▶ [About this task]
Wherever the string "July" turns up in the data, copy the whole line.

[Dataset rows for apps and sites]
________________________________________

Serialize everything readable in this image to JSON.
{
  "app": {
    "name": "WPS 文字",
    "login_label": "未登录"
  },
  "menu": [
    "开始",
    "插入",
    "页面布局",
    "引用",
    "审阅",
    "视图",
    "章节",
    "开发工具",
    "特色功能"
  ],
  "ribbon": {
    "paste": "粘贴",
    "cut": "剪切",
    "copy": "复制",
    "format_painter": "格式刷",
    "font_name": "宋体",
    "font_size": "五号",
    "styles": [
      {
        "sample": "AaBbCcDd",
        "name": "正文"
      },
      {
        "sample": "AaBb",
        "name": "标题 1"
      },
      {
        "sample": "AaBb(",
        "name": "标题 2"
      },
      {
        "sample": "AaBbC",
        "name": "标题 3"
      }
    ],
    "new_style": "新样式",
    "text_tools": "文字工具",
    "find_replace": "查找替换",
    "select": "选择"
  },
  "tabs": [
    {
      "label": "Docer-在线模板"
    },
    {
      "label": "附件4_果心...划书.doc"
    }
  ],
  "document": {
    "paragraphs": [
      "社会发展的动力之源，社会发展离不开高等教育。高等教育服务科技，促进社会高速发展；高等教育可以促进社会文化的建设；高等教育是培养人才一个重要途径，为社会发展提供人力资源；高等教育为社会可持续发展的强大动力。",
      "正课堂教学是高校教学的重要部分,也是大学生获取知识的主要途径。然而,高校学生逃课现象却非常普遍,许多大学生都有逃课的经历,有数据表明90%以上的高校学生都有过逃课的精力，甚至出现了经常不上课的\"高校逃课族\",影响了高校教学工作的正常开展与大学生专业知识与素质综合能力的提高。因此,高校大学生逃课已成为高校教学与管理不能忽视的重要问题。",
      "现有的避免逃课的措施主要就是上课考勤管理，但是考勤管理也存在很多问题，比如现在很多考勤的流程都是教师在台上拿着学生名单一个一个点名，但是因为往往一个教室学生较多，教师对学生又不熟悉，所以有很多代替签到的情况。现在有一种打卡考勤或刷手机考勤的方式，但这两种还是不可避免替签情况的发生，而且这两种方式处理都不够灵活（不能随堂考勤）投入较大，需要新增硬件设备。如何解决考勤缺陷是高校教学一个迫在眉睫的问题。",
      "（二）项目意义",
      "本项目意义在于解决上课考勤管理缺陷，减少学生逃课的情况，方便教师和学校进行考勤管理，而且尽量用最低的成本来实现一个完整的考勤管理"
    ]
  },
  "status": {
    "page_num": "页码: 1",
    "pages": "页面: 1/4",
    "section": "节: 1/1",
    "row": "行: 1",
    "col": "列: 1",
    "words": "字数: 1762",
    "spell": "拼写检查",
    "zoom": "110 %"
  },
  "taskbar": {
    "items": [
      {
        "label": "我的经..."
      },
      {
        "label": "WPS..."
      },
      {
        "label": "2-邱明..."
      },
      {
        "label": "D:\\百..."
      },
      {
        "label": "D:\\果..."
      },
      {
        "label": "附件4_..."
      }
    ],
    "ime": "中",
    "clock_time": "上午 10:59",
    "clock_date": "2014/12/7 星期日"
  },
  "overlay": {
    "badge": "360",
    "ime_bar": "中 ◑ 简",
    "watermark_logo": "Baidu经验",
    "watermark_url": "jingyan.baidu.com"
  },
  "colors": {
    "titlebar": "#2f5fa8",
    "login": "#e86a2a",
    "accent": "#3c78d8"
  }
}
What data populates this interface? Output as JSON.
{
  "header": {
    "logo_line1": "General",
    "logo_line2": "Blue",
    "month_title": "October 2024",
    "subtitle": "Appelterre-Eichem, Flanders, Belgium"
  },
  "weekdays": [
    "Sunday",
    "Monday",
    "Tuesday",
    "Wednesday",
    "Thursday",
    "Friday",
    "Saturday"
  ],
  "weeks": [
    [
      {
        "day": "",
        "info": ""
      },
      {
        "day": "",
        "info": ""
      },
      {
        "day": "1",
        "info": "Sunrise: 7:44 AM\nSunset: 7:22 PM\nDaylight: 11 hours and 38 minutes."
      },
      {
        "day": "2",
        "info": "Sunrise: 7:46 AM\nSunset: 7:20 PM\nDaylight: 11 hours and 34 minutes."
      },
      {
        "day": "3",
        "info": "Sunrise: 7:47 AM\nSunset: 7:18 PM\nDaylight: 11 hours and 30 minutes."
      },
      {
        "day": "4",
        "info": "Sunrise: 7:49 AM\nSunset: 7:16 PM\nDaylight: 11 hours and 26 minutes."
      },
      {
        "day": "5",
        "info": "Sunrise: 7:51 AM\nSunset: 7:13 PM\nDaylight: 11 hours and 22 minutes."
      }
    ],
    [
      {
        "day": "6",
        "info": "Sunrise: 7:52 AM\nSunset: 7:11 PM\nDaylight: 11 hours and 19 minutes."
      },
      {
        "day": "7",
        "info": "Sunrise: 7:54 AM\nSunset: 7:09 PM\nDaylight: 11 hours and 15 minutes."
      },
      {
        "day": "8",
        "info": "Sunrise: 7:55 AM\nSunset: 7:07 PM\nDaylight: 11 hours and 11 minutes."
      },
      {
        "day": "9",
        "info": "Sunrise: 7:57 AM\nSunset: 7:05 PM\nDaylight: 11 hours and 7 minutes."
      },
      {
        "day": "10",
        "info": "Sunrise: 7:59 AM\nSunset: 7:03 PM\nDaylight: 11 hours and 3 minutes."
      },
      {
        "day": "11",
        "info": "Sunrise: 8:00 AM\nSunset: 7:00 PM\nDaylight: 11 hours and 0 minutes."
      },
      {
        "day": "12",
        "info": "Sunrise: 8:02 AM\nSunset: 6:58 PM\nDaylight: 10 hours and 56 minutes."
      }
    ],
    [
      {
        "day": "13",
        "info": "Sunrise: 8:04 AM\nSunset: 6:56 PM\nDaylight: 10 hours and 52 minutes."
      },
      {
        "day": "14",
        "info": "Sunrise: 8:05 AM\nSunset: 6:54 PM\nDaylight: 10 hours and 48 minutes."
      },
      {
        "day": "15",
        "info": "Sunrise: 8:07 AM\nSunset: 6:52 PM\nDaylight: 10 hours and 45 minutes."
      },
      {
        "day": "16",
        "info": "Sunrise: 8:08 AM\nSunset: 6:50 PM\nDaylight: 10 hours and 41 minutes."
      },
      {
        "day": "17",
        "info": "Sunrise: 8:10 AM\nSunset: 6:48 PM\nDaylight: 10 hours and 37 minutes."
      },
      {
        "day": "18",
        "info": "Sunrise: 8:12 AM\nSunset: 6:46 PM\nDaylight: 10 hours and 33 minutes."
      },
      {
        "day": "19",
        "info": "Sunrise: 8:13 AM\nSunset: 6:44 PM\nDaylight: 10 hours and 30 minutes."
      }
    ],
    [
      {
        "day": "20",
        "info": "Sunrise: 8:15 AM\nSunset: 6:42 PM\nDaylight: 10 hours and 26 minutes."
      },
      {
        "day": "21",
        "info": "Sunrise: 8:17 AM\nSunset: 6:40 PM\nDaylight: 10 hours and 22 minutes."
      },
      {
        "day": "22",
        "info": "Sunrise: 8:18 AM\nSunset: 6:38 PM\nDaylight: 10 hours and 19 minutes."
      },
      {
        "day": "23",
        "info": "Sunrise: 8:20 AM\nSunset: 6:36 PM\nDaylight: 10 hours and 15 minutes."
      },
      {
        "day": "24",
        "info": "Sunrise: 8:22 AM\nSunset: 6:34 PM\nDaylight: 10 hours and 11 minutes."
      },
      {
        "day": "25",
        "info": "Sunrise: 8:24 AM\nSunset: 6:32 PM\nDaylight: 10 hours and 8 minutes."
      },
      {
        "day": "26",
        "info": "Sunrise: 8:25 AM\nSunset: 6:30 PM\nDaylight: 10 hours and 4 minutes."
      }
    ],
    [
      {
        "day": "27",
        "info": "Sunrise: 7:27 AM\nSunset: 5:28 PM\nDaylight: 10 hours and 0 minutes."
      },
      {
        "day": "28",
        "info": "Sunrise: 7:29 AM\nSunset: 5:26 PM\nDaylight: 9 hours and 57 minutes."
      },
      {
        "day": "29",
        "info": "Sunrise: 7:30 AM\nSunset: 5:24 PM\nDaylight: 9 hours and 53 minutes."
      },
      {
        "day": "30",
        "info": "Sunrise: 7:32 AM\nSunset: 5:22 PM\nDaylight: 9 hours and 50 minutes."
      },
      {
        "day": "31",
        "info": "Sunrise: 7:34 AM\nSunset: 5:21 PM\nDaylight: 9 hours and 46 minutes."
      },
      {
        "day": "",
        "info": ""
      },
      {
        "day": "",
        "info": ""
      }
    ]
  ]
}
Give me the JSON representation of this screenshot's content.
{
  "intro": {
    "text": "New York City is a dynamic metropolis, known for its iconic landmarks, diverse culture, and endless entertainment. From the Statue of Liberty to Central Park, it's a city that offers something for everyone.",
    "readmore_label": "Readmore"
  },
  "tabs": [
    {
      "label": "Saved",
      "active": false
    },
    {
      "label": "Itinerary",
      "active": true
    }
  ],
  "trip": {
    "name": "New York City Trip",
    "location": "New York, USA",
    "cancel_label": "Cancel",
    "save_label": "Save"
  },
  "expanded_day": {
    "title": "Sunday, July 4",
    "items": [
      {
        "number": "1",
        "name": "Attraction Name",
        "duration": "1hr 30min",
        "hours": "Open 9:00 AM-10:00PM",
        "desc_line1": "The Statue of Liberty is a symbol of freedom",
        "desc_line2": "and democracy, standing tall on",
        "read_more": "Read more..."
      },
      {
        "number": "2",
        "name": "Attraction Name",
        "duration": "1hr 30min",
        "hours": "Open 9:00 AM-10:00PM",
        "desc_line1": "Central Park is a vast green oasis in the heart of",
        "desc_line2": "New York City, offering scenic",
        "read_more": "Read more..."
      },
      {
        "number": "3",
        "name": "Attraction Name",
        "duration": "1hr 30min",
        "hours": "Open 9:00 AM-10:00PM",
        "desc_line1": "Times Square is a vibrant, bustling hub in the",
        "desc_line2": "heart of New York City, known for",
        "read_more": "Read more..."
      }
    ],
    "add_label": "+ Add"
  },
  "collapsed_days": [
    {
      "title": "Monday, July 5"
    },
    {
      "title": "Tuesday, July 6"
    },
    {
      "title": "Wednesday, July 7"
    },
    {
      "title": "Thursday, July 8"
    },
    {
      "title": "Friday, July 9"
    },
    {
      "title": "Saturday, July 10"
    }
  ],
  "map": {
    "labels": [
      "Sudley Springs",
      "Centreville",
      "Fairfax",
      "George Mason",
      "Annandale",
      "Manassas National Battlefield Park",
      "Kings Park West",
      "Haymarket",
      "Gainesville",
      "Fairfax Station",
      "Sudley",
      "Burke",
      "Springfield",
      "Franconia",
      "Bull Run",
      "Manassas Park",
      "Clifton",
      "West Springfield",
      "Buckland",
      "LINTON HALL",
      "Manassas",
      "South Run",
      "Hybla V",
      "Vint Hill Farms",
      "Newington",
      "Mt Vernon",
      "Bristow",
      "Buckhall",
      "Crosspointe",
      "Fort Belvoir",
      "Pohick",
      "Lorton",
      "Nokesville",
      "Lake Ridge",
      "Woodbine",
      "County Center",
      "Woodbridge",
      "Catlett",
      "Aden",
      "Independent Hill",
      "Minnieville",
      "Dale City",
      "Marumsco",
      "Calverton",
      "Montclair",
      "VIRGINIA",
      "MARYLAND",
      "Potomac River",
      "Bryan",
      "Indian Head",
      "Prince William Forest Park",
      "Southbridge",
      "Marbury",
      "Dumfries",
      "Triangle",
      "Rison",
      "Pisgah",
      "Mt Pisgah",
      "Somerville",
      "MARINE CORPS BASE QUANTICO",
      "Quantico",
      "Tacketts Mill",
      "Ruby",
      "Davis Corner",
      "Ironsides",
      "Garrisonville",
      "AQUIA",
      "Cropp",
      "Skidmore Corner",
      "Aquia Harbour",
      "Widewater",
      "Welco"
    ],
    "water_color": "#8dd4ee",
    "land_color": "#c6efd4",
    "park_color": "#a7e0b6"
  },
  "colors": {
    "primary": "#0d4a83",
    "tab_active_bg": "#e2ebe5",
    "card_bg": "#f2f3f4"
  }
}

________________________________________

▶ [Answer section]
    "title": "Sunday, July 4",
      "title": "Monday, July 5"
      "title": "Tuesday, July 6"
      "title": "Wednesday, July 7"
      "title": "Thursday, July 8"
      "title": "Friday, July 9"
      "title": "Saturday, July 10"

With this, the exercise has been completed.